I appreciated Davis’s focus on both historical context and contemporary ramifications when she reminds us that:
- racist terrorism has not ended and has fundamentally shaped the history of United States;
- Robert Chambliss, the man convicted of the church bombing, had terrorized and bombed so many black homes and gatherings for so many years that he was more affectionately known by whites as “Dynamite Bob” in Birmingham (also better known as Bombingham);
- the most salient sound of Angela Davis’s childhood in Birmingham was the sound of bombings, so much so that her neighborhood was called Dynamite Hill;
- less than two weeks before the bombing of the 16th Street Baptist Church, the lead civil rights attorney in Birmingham lost his home to a bombing;
- on the day of the 16th Street Church bombing, two other black youth were also killed by whites— Johnny Robinson and Virgil Ware;
- bombings in Birmingham continued well after the 16th Street Baptist Church was targeted and everyone knew who was responsible, including the FBI, which simply looked the other way;
- Chambliss was only charged with the possession of dynamite, not for actually bombing anything, and J. Edgar Hoover refused to release any information about the evidence gathered from the church bombing (so there was no trial);
- the Children’s Crusade was immediately activated in response to the church bombing where children as young as nine or ten years old were jailed and tortured for the future of racial equality and justice in the United States;
- Bull Connor, the commissioner of public safety in Birmingham, helped ensure that violence in Birmingham was the norm where he would routinely promise and deliver bloodshed against black citizens;
- Black people were forced to arm themselves in Birmingham for protection (guns were fired in the air but never shot) but those Black communities never retaliated by bombing white communities and today constitute perhaps our best model for what it means to respond peacefully, but defensively, in the face of extreme violence;
- Black people had, in fact, been arming themselves since the 1877 Compromise where President Hayes withdrew all federal troops from the south as part of his bid for presidency (the model mentioned in #10 has been in long effect) and have always known that they must fend for themselves by themselves.
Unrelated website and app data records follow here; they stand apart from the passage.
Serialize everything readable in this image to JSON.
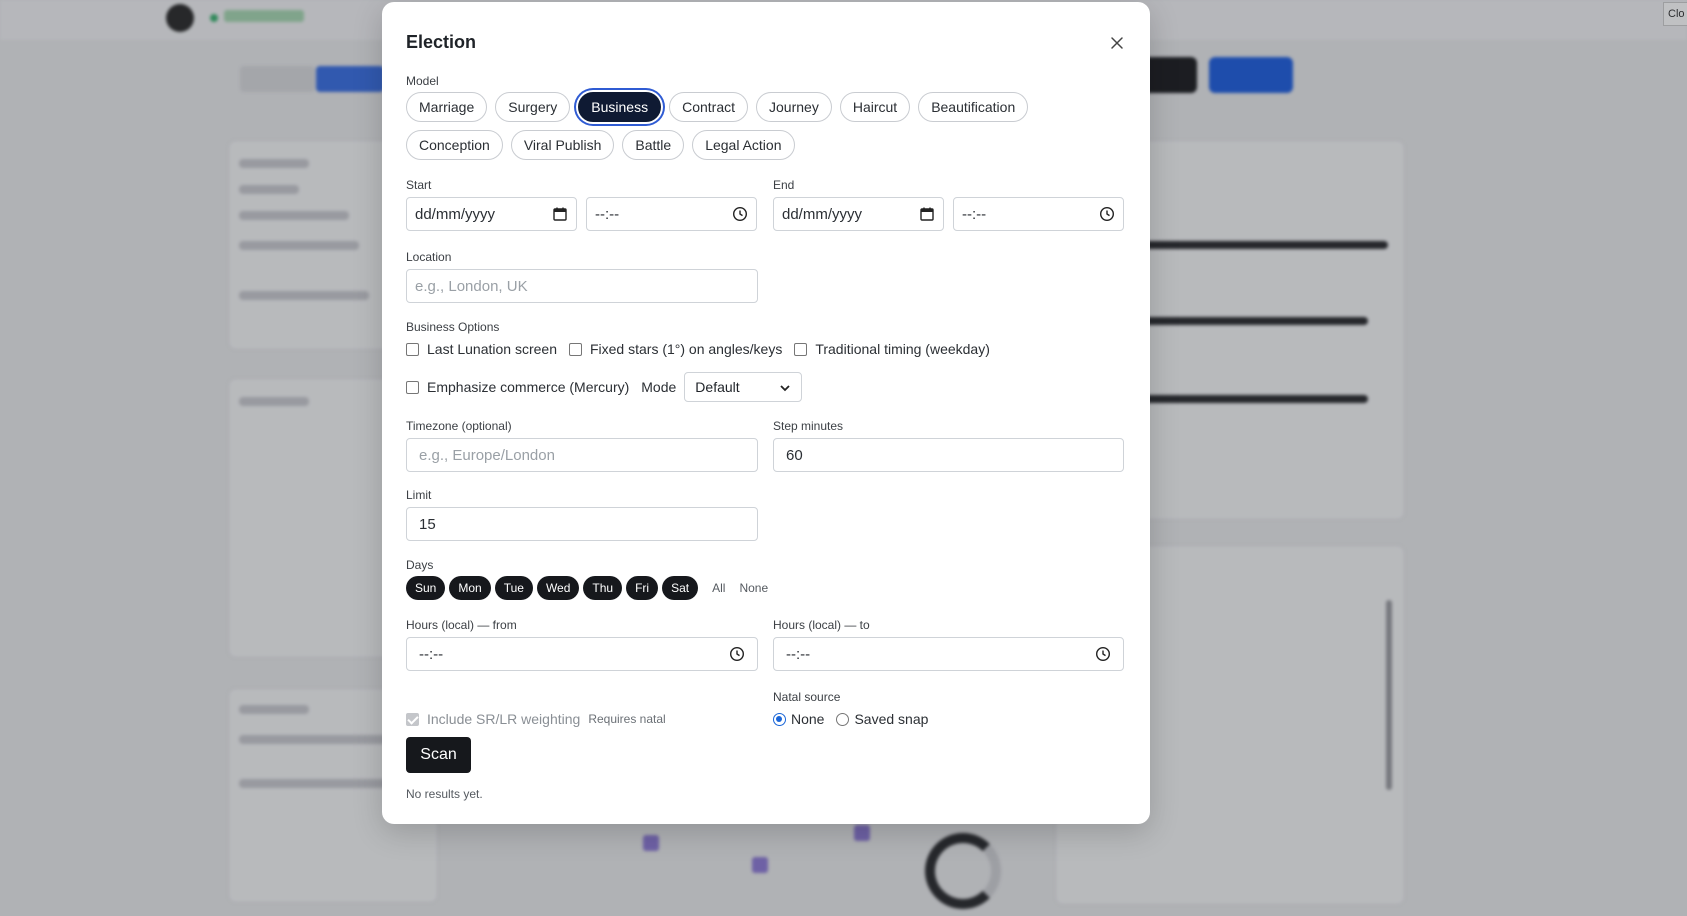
{
  "modal": {
    "title": "Election",
    "model_label": "Model",
    "models": [
      "Marriage",
      "Surgery",
      "Business",
      "Contract",
      "Journey",
      "Haircut",
      "Beautification",
      "Conception",
      "Viral Publish",
      "Battle",
      "Legal Action"
    ],
    "selected_model": "Business",
    "start_label": "Start",
    "end_label": "End",
    "date_placeholder": "dd/mm/yyyy",
    "time_placeholder": "--:--",
    "location_label": "Location",
    "location_placeholder": "e.g., London, UK",
    "options_label": "Business Options",
    "options": {
      "last_lunation": "Last Lunation screen",
      "fixed_stars": "Fixed stars (1°) on angles/keys",
      "traditional_timing": "Traditional timing (weekday)",
      "emphasize_commerce": "Emphasize commerce (Mercury)",
      "mode_label": "Mode",
      "mode_value": "Default"
    },
    "timezone_label": "Timezone (optional)",
    "timezone_placeholder": "e.g., Europe/London",
    "step_label": "Step minutes",
    "step_value": "60",
    "limit_label": "Limit",
    "limit_value": "15",
    "days_label": "Days",
    "days": [
      "Sun",
      "Mon",
      "Tue",
      "Wed",
      "Thu",
      "Fri",
      "Sat"
    ],
    "days_all": "All",
    "days_none": "None",
    "hours_from_label": "Hours (local) — from",
    "hours_to_label": "Hours (local) — to",
    "srlr_label": "Include SR/LR weighting",
    "srlr_note": "Requires natal",
    "natal_label": "Natal source",
    "natal_options": [
      "None",
      "Saved snap"
    ],
    "natal_selected": "None",
    "scan_label": "Scan",
    "results_text": "No results yet."
  },
  "background": {
    "corner_button": "Clo"
  }
}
Despite the facts of the eleven issues listed above, we have never acknowledged the terrorism that was the norm in places like Birmingham, Alabama. Racist violence has been part and parcel of our local and national governments. Davis reminds us that the murder of these 4 Little Girls is a complex history, one that is rarely acknowledged in our commemoration ceremonies, but one that is intimately connected to ongoing violence under our ongoing racism, sexism, homophobia, and xenophobia: from Trayvon Martin… to Oscar Grant… to the numerous stories of racist violence that I have told here about the universities where I have taught.
Davis’s speech affirmed the history and perspectives that I think are most valuable. How we tell the history of this moment can be as violent as the actual history if we do not grasp the full context of how and why Denise McNair, Carole Robertson, Cynthia Wesley and Addie Mae Collins were so brutally killed. The fact of the matter is that for many, many years, it was only black communities who actually remembered and cared about these 4 Little Girls’ names and legacy. How we remember and care about them today is no less critical. The privilege of who tells history and how it is told is most often decided within the terms of white property. But as people who as, Davis remind us, have always had to fend for ourselves, we should be able to remember and care about our own stories and children differently.